A legal source said: “Juvenile sex offenders are not a new phenomenon but they have never been so common as they are today.

“We are struggling with the volume of cases and how to deal with them because children who commit these crimes have often been victims of some form of abuse themselves.

“When an adult commits rape, the criminal justice pathway is clear. When an 11-year-old commits rape, how do we handle that?

“Sadly, these sorts of cases are coming up far more frequently and it’s deeply concerning.”

In 2015/16, 120 youngsters were charged with rape or attempted rape, 113 with sexual assault and 167 with other sexual crimes. Seven 16 to 17-year-olds were reported for sending sexual messages.

The summit, entitled Children, Young People and Sexual Offending, is to be held in Glasgow on Friday.

Edinburgh-based charity The Reward Foundation, which talks to pupils about the risks of X-rated material, fears young minds are becoming desensitised to sexual violence.

Chief executive Mary Sharpe said: “Unless we face up to the reality of what the porn industry is covertly teaching our youngsters, the crime rate will continue to rise.”

The Crown Office said Mrs Di Rollo, the former head of its National Sex Crimes Unit, was “calling for a reduction in the number of cases where young people are subjected to, or engage in, sexual behaviours that require a criminal justice response”.

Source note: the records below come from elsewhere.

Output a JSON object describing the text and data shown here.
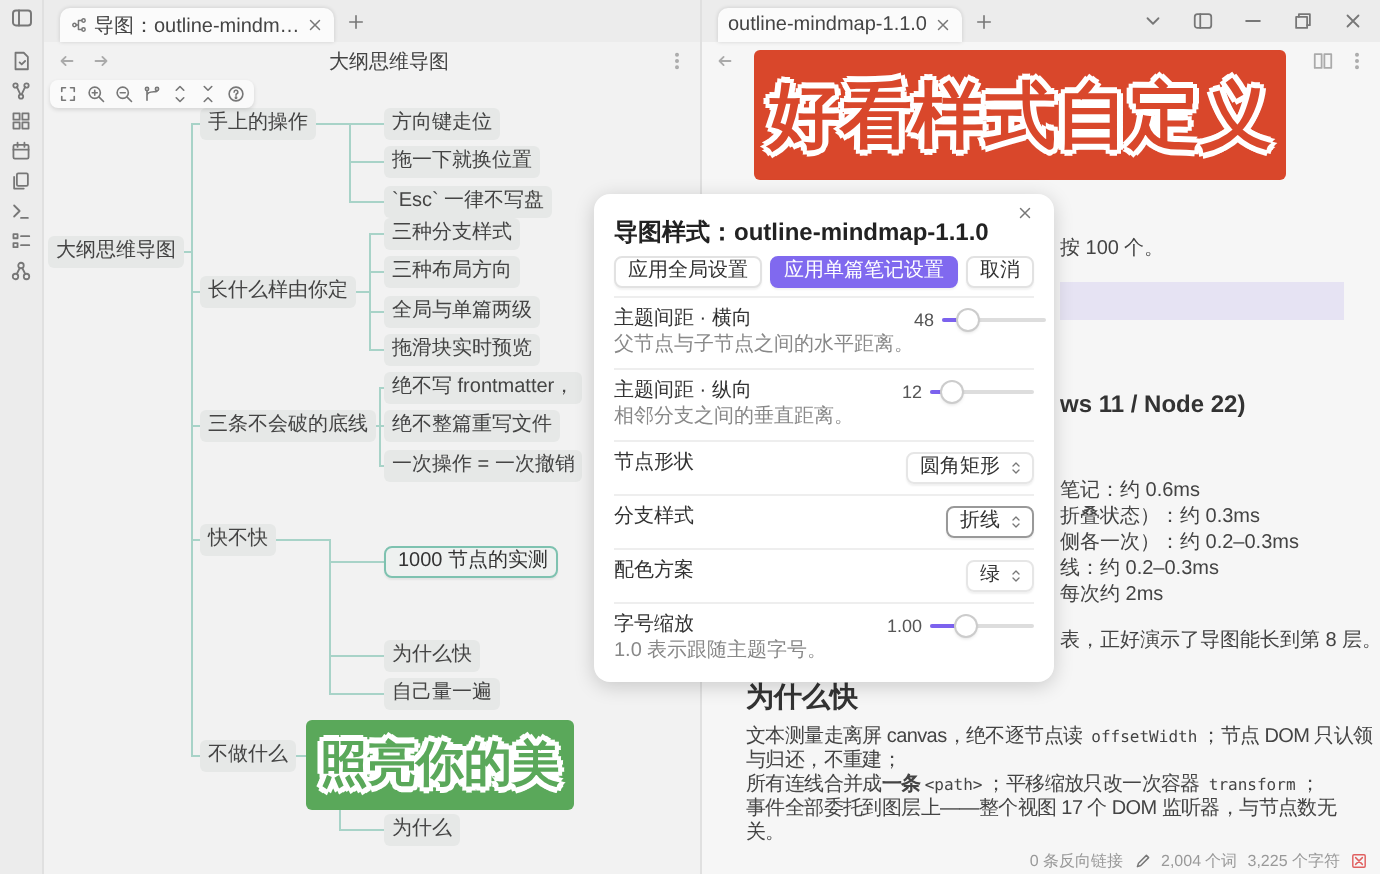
{
  "left_tabs": [
    {
      "title": "导图：outline-mindm…",
      "selected": true
    }
  ],
  "left_header": {
    "title": "大纲思维导图"
  },
  "mindmap": {
    "text": "大纲思维导图",
    "selected": false,
    "children": [
      {
        "text": "手上的操作",
        "selected": false,
        "children": [
          {
            "text": "方向键走位",
            "selected": false
          },
          {
            "text": "拖一下就换位置",
            "selected": false
          },
          {
            "text": "`Esc` 一律不写盘",
            "selected": false
          }
        ]
      },
      {
        "text": "长什么样由你定",
        "selected": false,
        "children": [
          {
            "text": "三种分支样式",
            "selected": false
          },
          {
            "text": "三种布局方向",
            "selected": false
          },
          {
            "text": "全局与单篇两级",
            "selected": false
          },
          {
            "text": "拖滑块实时预览",
            "selected": false
          }
        ]
      },
      {
        "text": "三条不会破的底线",
        "selected": false,
        "children": [
          {
            "text": "绝不写 frontmatter，",
            "selected": false
          },
          {
            "text": "绝不整篇重写文件",
            "selected": false
          },
          {
            "text": "一次操作 = 一次撤销",
            "selected": false
          }
        ]
      },
      {
        "text": "快不快",
        "selected": false,
        "children": [
          {
            "text": "1000 节点的实测",
            "selected": true
          },
          {
            "text": "为什么快",
            "selected": false
          },
          {
            "text": "自己量一遍",
            "selected": false
          }
        ]
      },
      {
        "text": "不做什么",
        "selected": false,
        "children": [
          {
            "text": "为什么",
            "selected": false
          }
        ]
      }
    ]
  },
  "right_tabs": [
    {
      "title": "outline-mindmap-1.1.0",
      "selected": true
    }
  ],
  "note": {
    "intro": "按 100 个。",
    "subheading": "ws 11 / Node 22)",
    "lines": [
      "笔记：约 0.6ms",
      "折叠状态）：约 0.3ms",
      "侧各一次）：约 0.2–0.3ms",
      "线：约 0.2–0.3ms",
      "每次约 2ms"
    ],
    "after": "表，正好演示了导图能长到第 8 层。",
    "heading": "为什么快",
    "paragraphs": [
      [
        {
          "kind": "text",
          "text": "文本测量走离屏 canvas，绝不逐节点读 "
        },
        {
          "kind": "code",
          "text": "offsetWidth"
        },
        {
          "kind": "text",
          "text": "；节点 DOM 只认领与归还，不重建；"
        }
      ],
      [
        {
          "kind": "text",
          "text": "所有连线合并成"
        },
        {
          "kind": "bold",
          "text": "一条"
        },
        {
          "kind": "code",
          "text": "<path>"
        },
        {
          "kind": "text",
          "text": "；平移缩放只改一次容器 "
        },
        {
          "kind": "code",
          "text": "transform"
        },
        {
          "kind": "text",
          "text": "；"
        }
      ],
      [
        {
          "kind": "text",
          "text": "事件全部委托到图层上——整个视图 17 个 DOM 监听器，与节点数无关。"
        }
      ]
    ]
  },
  "dialog": {
    "title": "导图样式：outline-mindmap-1.1.0",
    "buttons": [
      {
        "label": "应用全局设置",
        "selected": false
      },
      {
        "label": "应用单篇笔记设置",
        "selected": true
      },
      {
        "label": "取消",
        "selected": false
      }
    ],
    "rows": [
      {
        "kind": "slider",
        "label": "主题间距 · 横向",
        "description": "父节点与子节点之间的水平距离。",
        "value": "48",
        "level": 0.2
      },
      {
        "kind": "slider",
        "label": "主题间距 · 纵向",
        "description": "相邻分支之间的垂直距离。",
        "value": "12",
        "level": 0.15
      },
      {
        "kind": "select",
        "label": "节点形状",
        "value": "圆角矩形",
        "focused": false
      },
      {
        "kind": "select",
        "label": "分支样式",
        "value": "折线",
        "focused": true
      },
      {
        "kind": "select",
        "label": "配色方案",
        "value": "绿",
        "focused": false
      },
      {
        "kind": "slider",
        "label": "字号缩放",
        "description": "1.0 表示跟随主题字号。",
        "value": "1.00",
        "level": 0.3
      }
    ]
  },
  "status_bar": {
    "backlinks": "0 条反向链接",
    "words": "2,004 个词",
    "characters": "3,225 个字符"
  },
  "stickers": [
    {
      "text": "好看样式自定义",
      "color": "#d9472b"
    },
    {
      "text": "照亮你的美",
      "color": "#5aa85a"
    }
  ]
}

A Scottish Government spokesman said: “Mr Swinney will set out the importance of teaching young people about consent, dignity and respect and will hear the views of teachers and relevant organisations at the summit.”